----- MATERIAL FOR THIS EXERCISE

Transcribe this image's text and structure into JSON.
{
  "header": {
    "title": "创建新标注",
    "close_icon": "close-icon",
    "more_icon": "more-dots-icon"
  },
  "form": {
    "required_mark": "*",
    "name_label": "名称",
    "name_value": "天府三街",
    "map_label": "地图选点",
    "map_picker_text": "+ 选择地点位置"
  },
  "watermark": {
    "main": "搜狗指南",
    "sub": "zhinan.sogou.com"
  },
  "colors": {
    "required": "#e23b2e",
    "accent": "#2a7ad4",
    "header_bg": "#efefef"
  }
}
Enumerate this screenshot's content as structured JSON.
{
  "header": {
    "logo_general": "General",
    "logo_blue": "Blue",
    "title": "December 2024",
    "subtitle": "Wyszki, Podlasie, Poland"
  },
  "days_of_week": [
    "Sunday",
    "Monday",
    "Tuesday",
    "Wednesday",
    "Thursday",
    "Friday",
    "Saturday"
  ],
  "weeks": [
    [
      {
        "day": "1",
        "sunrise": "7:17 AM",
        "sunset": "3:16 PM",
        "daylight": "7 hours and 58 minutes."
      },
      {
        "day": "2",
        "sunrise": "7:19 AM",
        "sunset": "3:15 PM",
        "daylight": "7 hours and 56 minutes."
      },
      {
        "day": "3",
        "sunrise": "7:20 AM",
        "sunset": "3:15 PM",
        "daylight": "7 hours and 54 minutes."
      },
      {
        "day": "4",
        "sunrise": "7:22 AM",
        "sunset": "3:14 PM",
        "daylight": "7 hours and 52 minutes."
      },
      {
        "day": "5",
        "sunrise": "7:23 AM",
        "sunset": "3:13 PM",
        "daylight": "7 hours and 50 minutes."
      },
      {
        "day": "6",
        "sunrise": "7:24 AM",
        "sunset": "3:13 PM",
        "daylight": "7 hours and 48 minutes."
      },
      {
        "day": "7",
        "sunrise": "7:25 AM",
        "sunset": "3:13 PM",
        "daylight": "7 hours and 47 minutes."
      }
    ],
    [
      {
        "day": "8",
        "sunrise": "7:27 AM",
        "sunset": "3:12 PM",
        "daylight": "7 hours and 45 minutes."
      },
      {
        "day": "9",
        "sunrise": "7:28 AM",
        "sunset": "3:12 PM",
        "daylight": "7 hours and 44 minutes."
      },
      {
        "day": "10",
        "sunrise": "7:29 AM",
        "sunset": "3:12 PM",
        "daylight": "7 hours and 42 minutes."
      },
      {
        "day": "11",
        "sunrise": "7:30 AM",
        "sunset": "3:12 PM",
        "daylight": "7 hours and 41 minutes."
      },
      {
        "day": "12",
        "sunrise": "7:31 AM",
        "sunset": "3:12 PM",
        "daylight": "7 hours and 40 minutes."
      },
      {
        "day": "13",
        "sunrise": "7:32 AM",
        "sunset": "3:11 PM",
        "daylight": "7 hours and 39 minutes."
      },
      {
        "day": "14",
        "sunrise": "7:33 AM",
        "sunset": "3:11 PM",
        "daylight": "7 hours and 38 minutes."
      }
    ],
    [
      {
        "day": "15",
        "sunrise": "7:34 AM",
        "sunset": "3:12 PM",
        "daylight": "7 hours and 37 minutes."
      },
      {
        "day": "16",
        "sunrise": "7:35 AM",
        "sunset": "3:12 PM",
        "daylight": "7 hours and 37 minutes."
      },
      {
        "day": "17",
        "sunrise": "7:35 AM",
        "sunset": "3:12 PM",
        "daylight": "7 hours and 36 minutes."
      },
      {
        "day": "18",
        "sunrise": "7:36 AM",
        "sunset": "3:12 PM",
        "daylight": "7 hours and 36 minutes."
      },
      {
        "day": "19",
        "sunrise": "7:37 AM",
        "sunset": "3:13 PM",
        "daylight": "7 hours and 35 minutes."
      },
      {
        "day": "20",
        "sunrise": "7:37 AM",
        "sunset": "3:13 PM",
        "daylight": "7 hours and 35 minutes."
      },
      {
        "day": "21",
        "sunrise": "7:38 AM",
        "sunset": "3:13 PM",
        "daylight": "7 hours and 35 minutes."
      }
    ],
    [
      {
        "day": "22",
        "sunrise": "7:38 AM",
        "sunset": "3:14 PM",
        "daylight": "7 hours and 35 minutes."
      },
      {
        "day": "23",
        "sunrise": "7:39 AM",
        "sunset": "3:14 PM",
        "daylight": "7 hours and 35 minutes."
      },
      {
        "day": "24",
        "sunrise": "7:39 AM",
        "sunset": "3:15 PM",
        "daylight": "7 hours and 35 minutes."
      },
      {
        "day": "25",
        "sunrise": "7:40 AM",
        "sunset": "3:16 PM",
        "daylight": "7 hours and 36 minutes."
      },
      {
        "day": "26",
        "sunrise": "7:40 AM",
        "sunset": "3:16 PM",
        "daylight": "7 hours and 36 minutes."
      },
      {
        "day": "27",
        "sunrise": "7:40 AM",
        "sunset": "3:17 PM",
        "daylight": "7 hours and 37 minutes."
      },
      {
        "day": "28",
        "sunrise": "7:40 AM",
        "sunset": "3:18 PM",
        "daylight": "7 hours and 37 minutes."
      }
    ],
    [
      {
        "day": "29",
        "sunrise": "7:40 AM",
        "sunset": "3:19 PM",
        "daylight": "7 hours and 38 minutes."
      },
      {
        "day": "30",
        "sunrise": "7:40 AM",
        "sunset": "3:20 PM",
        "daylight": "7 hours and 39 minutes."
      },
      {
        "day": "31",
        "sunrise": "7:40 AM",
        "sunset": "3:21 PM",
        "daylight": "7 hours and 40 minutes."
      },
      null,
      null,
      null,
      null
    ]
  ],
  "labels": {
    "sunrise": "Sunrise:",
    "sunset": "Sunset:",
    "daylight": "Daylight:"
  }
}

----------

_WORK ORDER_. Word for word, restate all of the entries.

_EXERCISE OUTPUT_.
Transcribe this image's text and structure into JSON.
{
  "header": {
    "title": "创建新标注",
    "close_icon": "close-icon",
    "more_icon": "more-dots-icon"
  },
  "form": {
    "required_mark": "*",
    "name_label": "名称",
    "name_value": "天府三街",
    "map_label": "地图选点",
    "map_picker_text": "+ 选择地点位置"
  },
  "watermark": {
    "main": "搜狗指南",
    "sub": "zhinan.sogou.com"
  },
  "colors": {
    "required": "#e23b2e",
    "accent": "#2a7ad4",
    "header_bg": "#efefef"
  }
}
Enumerate this screenshot's content as structured JSON.
{
  "header": {
    "logo_general": "General",
    "logo_blue": "Blue",
    "title": "December 2024",
    "subtitle": "Wyszki, Podlasie, Poland"
  },
  "days_of_week": [
    "Sunday",
    "Monday",
    "Tuesday",
    "Wednesday",
    "Thursday",
    "Friday",
    "Saturday"
  ],
  "weeks": [
    [
      {
        "day": "1",
        "sunrise": "7:17 AM",
        "sunset": "3:16 PM",
        "daylight": "7 hours and 58 minutes."
      },
      {
        "day": "2",
        "sunrise": "7:19 AM",
        "sunset": "3:15 PM",
        "daylight": "7 hours and 56 minutes."
      },
      {
        "day": "3",
        "sunrise": "7:20 AM",
        "sunset": "3:15 PM",
        "daylight": "7 hours and 54 minutes."
      },
      {
        "day": "4",
        "sunrise": "7:22 AM",
        "sunset": "3:14 PM",
        "daylight": "7 hours and 52 minutes."
      },
      {
        "day": "5",
        "sunrise": "7:23 AM",
        "sunset": "3:13 PM",
        "daylight": "7 hours and 50 minutes."
      },
      {
        "day": "6",
        "sunrise": "7:24 AM",
        "sunset": "3:13 PM",
        "daylight": "7 hours and 48 minutes."
      },
      {
        "day": "7",
        "sunrise": "7:25 AM",
        "sunset": "3:13 PM",
        "daylight": "7 hours and 47 minutes."
      }
    ],
    [
      {
        "day": "8",
        "sunrise": "7:27 AM",
        "sunset": "3:12 PM",
        "daylight": "7 hours and 45 minutes."
      },
      {
        "day": "9",
        "sunrise": "7:28 AM",
        "sunset": "3:12 PM",
        "daylight": "7 hours and 44 minutes."
      },
      {
        "day": "10",
        "sunrise": "7:29 AM",
        "sunset": "3:12 PM",
        "daylight": "7 hours and 42 minutes."
      },
      {
        "day": "11",
        "sunrise": "7:30 AM",
        "sunset": "3:12 PM",
        "daylight": "7 hours and 41 minutes."
      },
      {
        "day": "12",
        "sunrise": "7:31 AM",
        "sunset": "3:12 PM",
        "daylight": "7 hours and 40 minutes."
      },
      {
        "day": "13",
        "sunrise": "7:32 AM",
        "sunset": "3:11 PM",
        "daylight": "7 hours and 39 minutes."
      },
      {
        "day": "14",
        "sunrise": "7:33 AM",
        "sunset": "3:11 PM",
        "daylight": "7 hours and 38 minutes."
      }
    ],
    [
      {
        "day": "15",
        "sunrise": "7:34 AM",
        "sunset": "3:12 PM",
        "daylight": "7 hours and 37 minutes."
      },
      {
        "day": "16",
        "sunrise": "7:35 AM",
        "sunset": "3:12 PM",
        "daylight": "7 hours and 37 minutes."
      },
      {
        "day": "17",
        "sunrise": "7:35 AM",
        "sunset": "3:12 PM",
        "daylight": "7 hours and 36 minutes."
      },
      {
        "day": "18",
        "sunrise": "7:36 AM",
        "sunset": "3:12 PM",
        "daylight": "7 hours and 36 minutes."
      },
      {
        "day": "19",
        "sunrise": "7:37 AM",
        "sunset": "3:13 PM",
        "daylight": "7 hours and 35 minutes."
      },
      {
        "day": "20",
        "sunrise": "7:37 AM",
        "sunset": "3:13 PM",
        "daylight": "7 hours and 35 minutes."
      },
      {
        "day": "21",
        "sunrise": "7:38 AM",
        "sunset": "3:13 PM",
        "daylight": "7 hours and 35 minutes."
      }
    ],
    [
      {
        "day": "22",
        "sunrise": "7:38 AM",
        "sunset": "3:14 PM",
        "daylight": "7 hours and 35 minutes."
      },
      {
        "day": "23",
        "sunrise": "7:39 AM",
        "sunset": "3:14 PM",
        "daylight": "7 hours and 35 minutes."
      },
      {
        "day": "24",
        "sunrise": "7:39 AM",
        "sunset": "3:15 PM",
        "daylight": "7 hours and 35 minutes."
      },
      {
        "day": "25",
        "sunrise": "7:40 AM",
        "sunset": "3:16 PM",
        "daylight": "7 hours and 36 minutes."
      },
      {
        "day": "26",
        "sunrise": "7:40 AM",
        "sunset": "3:16 PM",
        "daylight": "7 hours and 36 minutes."
      },
      {
        "day": "27",
        "sunrise": "7:40 AM",
        "sunset": "3:17 PM",
        "daylight": "7 hours and 37 minutes."
      },
      {
        "day": "28",
        "sunrise": "7:40 AM",
        "sunset": "3:18 PM",
        "daylight": "7 hours and 37 minutes."
      }
    ],
    [
      {
        "day": "29",
        "sunrise": "7:40 AM",
        "sunset": "3:19 PM",
        "daylight": "7 hours and 38 minutes."
      },
      {
        "day": "30",
        "sunrise": "7:40 AM",
        "sunset": "3:20 PM",
        "daylight": "7 hours and 39 minutes."
      },
      {
        "day": "31",
        "sunrise": "7:40 AM",
        "sunset": "3:21 PM",
        "daylight": "7 hours and 40 minutes."
      },
      null,
      null,
      null,
      null
    ]
  ],
  "labels": {
    "sunrise": "Sunrise:",
    "sunset": "Sunset:",
    "daylight": "Daylight:"
  }
}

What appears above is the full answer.